Stored dataset items
Segment Open
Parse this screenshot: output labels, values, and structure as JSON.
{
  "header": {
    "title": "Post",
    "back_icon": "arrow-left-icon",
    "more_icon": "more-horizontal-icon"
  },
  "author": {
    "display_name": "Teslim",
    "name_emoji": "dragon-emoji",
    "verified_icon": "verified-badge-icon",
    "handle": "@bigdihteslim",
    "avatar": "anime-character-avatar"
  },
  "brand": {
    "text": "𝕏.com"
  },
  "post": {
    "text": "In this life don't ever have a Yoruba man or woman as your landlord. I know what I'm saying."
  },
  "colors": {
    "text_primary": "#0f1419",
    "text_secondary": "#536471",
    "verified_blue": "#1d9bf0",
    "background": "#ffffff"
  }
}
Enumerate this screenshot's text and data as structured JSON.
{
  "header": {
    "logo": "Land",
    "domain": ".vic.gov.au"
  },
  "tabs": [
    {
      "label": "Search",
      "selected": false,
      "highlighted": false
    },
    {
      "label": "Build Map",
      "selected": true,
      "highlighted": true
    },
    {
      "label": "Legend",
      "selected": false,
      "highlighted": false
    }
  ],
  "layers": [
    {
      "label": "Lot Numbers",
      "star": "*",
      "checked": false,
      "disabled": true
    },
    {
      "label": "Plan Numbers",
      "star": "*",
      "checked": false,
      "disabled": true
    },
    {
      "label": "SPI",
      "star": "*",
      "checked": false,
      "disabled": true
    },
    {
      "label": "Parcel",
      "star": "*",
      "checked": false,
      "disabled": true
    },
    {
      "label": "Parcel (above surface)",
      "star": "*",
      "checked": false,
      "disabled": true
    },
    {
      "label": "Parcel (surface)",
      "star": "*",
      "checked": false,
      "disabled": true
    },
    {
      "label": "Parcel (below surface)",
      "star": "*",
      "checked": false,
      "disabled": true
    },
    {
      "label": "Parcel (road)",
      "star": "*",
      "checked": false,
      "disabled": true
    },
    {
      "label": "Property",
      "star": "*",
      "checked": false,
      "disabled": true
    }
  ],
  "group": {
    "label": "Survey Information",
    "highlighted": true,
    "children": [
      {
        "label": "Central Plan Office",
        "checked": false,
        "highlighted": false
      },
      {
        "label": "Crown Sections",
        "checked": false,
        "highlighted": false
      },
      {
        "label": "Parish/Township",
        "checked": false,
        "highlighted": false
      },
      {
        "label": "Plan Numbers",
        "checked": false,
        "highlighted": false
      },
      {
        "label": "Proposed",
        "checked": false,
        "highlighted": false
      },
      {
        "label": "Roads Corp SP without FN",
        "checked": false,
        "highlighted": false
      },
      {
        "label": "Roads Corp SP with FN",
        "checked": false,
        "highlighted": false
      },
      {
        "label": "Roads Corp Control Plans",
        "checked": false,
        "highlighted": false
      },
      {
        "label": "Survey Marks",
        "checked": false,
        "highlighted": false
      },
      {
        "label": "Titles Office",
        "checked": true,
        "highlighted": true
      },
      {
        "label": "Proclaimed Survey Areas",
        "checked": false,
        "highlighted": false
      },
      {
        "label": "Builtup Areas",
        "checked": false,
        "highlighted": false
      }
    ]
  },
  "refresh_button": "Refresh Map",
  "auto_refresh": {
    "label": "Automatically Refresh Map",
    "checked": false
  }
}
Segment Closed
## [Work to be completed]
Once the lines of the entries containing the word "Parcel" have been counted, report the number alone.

## [Problem solution]
5